On Saturday, I was in a Borders Express and picked up a copy of the Borders exclusive book The Great Snape Debate. (Hat Tip to swordofgryffindor.com for the heads up.) Yes, yet another "waiting for book 7" Harry Potter read. Just think how much fun it will be to have these speculative books in years to come, when the whole world knows the entire saga forwards and backwards!
This little book is a bit of publicity stunt, I guess, but such a smart one! My Borders is even hosting an actual debate Saturday after next, where people will come in and discuss Snape. The book is published by BenBella Press, the folks who do the "smart pop" series (I recently read their Flirting With Pride and Prejudice, to which I gave a mixed review over at Epinions). BenBella is known for having authors engage topics with a mixture of academic seriousness and fun.
The Great Snape Debate, as you might guess, contains essays debating Snape's loyalty and where it lies. To make it even more fun, the book is designed as a "flip book" with two covers. One side of the book is titled "The Case for Snape's Innocence" and has a cauldron with what looks like phoenix-shaped flames rising from it. When you flip the book, the other side reads "The Case for Snape's Guilt" and has the same cauldron with a big ol' green cobra-like serpent rearing his head. I have to keep the book flipped to the "Innocence" side, not only because of my own firm beliefs in Snape's ultimate loyalties, but because I'm afraid the cheesy but creepy looking snake might freak out my daughter.
With so many of these kinds of speculative books coming out in the months leading up to the release of Deathly Hallows, I honestly would not have bought this one (or perhaps even looked at it twice) except that one of the three contributing authors is Orson Scott Card. That hooked me immediately. Card is a superb writer, and also (and this is what really interests me) a superb writer about writing. I knew he was a Harry fan, and I was curious to hear his take on what he thinks Rowling has been up to with Snape's character as well as with the series in general. His main essay is found right in the middle of the book (near the flip section) and is entitled "Who is Snape?" He traces his development as a character throughout the series, and speculates a bit as to the way his role may have evolved in Rowling's own creative process. I don't think I agree with all of his ideas, but that makes it more fun.
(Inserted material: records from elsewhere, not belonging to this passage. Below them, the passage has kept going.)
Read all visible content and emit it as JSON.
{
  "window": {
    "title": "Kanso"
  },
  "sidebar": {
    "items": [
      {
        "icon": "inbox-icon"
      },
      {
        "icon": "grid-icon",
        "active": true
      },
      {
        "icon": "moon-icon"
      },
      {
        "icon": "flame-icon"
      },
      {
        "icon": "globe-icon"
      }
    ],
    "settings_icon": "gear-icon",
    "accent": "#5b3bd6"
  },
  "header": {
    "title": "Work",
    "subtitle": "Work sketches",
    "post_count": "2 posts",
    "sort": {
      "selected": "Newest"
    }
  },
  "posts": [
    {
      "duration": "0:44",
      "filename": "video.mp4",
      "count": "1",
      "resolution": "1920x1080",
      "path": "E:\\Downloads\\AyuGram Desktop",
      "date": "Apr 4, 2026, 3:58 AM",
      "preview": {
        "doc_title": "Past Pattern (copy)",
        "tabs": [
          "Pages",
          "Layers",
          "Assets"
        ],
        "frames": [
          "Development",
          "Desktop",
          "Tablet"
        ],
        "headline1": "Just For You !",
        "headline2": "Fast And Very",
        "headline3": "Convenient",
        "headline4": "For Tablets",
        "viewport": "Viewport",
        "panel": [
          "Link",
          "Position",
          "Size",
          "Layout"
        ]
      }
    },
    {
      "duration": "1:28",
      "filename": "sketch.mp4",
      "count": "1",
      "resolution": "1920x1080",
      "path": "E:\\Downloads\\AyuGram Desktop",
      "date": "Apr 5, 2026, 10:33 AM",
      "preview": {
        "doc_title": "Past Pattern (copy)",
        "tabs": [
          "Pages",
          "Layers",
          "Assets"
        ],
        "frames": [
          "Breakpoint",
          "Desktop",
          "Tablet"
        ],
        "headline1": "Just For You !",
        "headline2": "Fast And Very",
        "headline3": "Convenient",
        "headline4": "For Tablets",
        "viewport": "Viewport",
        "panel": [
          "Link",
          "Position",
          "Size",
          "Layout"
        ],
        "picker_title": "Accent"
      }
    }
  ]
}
One of the more interesting observations he makes (and unpacks) is that "1. The character is the servant of the story... (and) 2. The author is also the servant of her most deeply held beliefs -- the things that she believes without even knowing she believes them. "
As fun as it is, The Great Snape Debate is not, as far as I can tell from my selective reading of the essays thus far, anywhere near the caliber of some of the really excellent pre-book 7 work. My favorite two, and I would wager two of the very best, are Janet Batchler's What Will Harry Do? and John Granger's Unlocking Harry Potter. If you can only read (or purchase) two books concerning Harry Potter before we reach the final installment, those are the two. Janet brings a screenwriter's eye to the unfolding drama of the series, helping readers notice "set-ups" and be on the lookout for "pay-offs." Her book is comprehensive, painstaking, sticks with the canon, and is a lot of fun to read! John's book is a tour de force...especially when it comes to looking at HP in light of alchemical literature and postmodernism. I'm still working my way slowly through it and enjoying every bit.
Meanwhile, I'm continuing my re-read of Harry, and have just finished Prisoner of Azkaban. I think it's still my favorite book of the first six. What's your's?